Resuming my journey through the park, I took the steeps and stony steps of the “Ninsiki-ro（Road of Cognition）” up the hill to the “Zettai-jo（Citadel of the Absolute）”. This white building is a library (reading hall) built to commemorate the accession to the throne of Emperor Taisho, and there is an observatory on the roof of the multi-storied building. Although I did not visit the observation deck, I was able to enter the library.
Inside was quite dark compared to modern libraries, but climbing to the second floor loft I discovered windows on one wall, and in the past, light was let in from here visitors could indulge in book-reading. And the aforementioned observation deck was for bookworms who needed to take a break from their reading indulgences. And I expected no less from the philosophy-themed Tetsugakudo Park. This park was thought out well for scholars, I thought.
Leaving the “Zettai-jo（Citadel of the Absolute）” , we passed through the “Tetsuri-mon(Gate of Philosophical Reason)” (main gate of Tetsugakudo Park). On the gate was written the kanji for “philosophy”, 哲 (tetsu). Thinking my philosophical journey would end here, I looked back at the gate I had passed through and discovered that there were statues of tengu and ghosts on each side. The wooden statues of tengu and ghosts symbolize the wonders that man has yet to understand in the “matter” and “spirit” that make up the universe; they represent that the ideal of philosophy is to elucidate these things logically.
By learning about such intentions in this way, I was able to understand another layer of Japanese culture and history, something that cannot be gained merely from sightseeing in modern Japan today.
My visit to Tetsugakudo Park was a very valuable experience for me. From its various buildings, paths, statues and other features, I was met with new philosophical concepts at every turn. Every area of the Tetsugakudo Park is intentional and comes with a deeper story. Even though there are many concepts to try wrapping one’s head around while visiting the park, one has to at the very least appreciate the depth and richness of culture it provides. I would recommend this park as a place to take children to enjoy the unique statues and objects, and for adults to visit to learn about the history of philosophy. At Tetsugakudo Park, you are sure to find something interesting with even a leisurely stroll.

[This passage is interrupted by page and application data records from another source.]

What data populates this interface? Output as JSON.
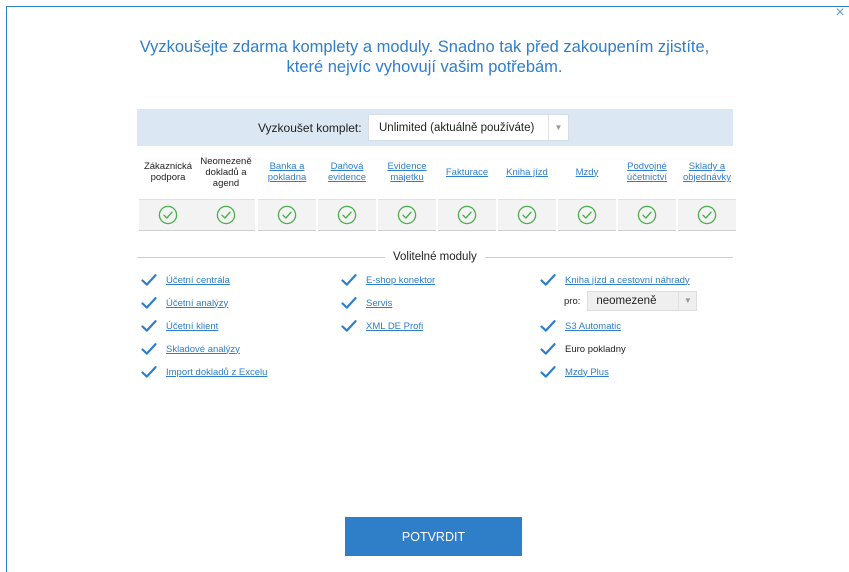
{
  "dialog": {
    "close_glyph": "×",
    "headline_line1": "Vyzkoušejte zdarma komplety a moduly. Snadno tak před zakoupením zjistíte,",
    "headline_line2": "které nejvíc vyhovují vašim potřebám."
  },
  "kit_select": {
    "label": "Vyzkoušet komplet:",
    "value": "Unlimited (aktuálně používáte)",
    "arrow_icon": "triangle-down"
  },
  "kit_features": [
    {
      "line1": "Zákaznická",
      "line2": "podpora",
      "line3": "",
      "link": false
    },
    {
      "line1": "Neomezeně",
      "line2": "dokladů a",
      "line3": "agend",
      "link": false
    },
    {
      "line1": "Banka a",
      "line2": "pokladna",
      "line3": "",
      "link": true
    },
    {
      "line1": "Daňová",
      "line2": "evidence",
      "line3": "",
      "link": true
    },
    {
      "line1": "Evidence",
      "line2": "majetku",
      "line3": "",
      "link": true
    },
    {
      "line1": "Fakturace",
      "line2": "",
      "line3": "",
      "link": true
    },
    {
      "line1": "Kniha jízd",
      "line2": "",
      "line3": "",
      "link": true
    },
    {
      "line1": "Mzdy",
      "line2": "",
      "line3": "",
      "link": true
    },
    {
      "line1": "Podvojné",
      "line2": "účetnictví",
      "line3": "",
      "link": true
    },
    {
      "line1": "Sklady a",
      "line2": "objednávky",
      "line3": "",
      "link": true
    }
  ],
  "optional_modules_title": "Volitelné moduly",
  "modules": {
    "col1": [
      {
        "label": "Účetní centrála",
        "checked": true,
        "link": true
      },
      {
        "label": "Účetní analýzy",
        "checked": true,
        "link": true
      },
      {
        "label": "Účetní klient",
        "checked": true,
        "link": true
      },
      {
        "label": "Skladové analýzy",
        "checked": true,
        "link": true
      },
      {
        "label": "Import dokladů z Excelu",
        "checked": true,
        "link": true
      }
    ],
    "col2": [
      {
        "label": "E-shop konektor",
        "checked": true,
        "link": true
      },
      {
        "label": "Servis",
        "checked": true,
        "link": true
      },
      {
        "label": "XML DE Profi",
        "checked": true,
        "link": true
      }
    ],
    "col3": [
      {
        "label": "Kniha jízd a cestovní náhrady",
        "checked": true,
        "link": true
      },
      {
        "label": "S3 Automatic",
        "checked": true,
        "link": true
      },
      {
        "label": "Euro pokladny",
        "checked": true,
        "link": false
      },
      {
        "label": "Mzdy Plus",
        "checked": true,
        "link": true
      }
    ]
  },
  "pro_select": {
    "label": "pro:",
    "value": "neomezeně"
  },
  "confirm_button": "POTVRDIT",
  "colors": {
    "accent": "#2f7ec8",
    "check_green": "#4caf50",
    "check_blue": "#2f7ec8",
    "bar_bg": "#dbe7f3"
  }
}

★There is also a video (in English) introducing the 77 spots of Tetsugakudo Park for visitors from abroad.
There are also foreign language pamphlets for Tetsugakudo Park available at the Nakano City Office and the “Marutto Nakano” website, so be sure to take a look if you are planning to visit.
And for those interested in the park, why not also pay a visit to the nearby Renge Temple? Only a couple of minutes away from Tetsugakudo Park, Renge Temple houses the grave of Enryo Inoue, which is open to the public.
The grave actually has a round stone on top of the first kanji “井” in Inoue Enryo’s family name, whose given name’s first kanji “円” means “circle” in Japanese. It is interesting to see the literal meaning of Inoue Enryo’s full name, “井上円了,” which translates literally as “circle atop the well”.
My name is Zac. I am from the United States and have been living in Japan for four years. I became intrigued by Japanese culture in junior high school and have been studying Japanese ever since.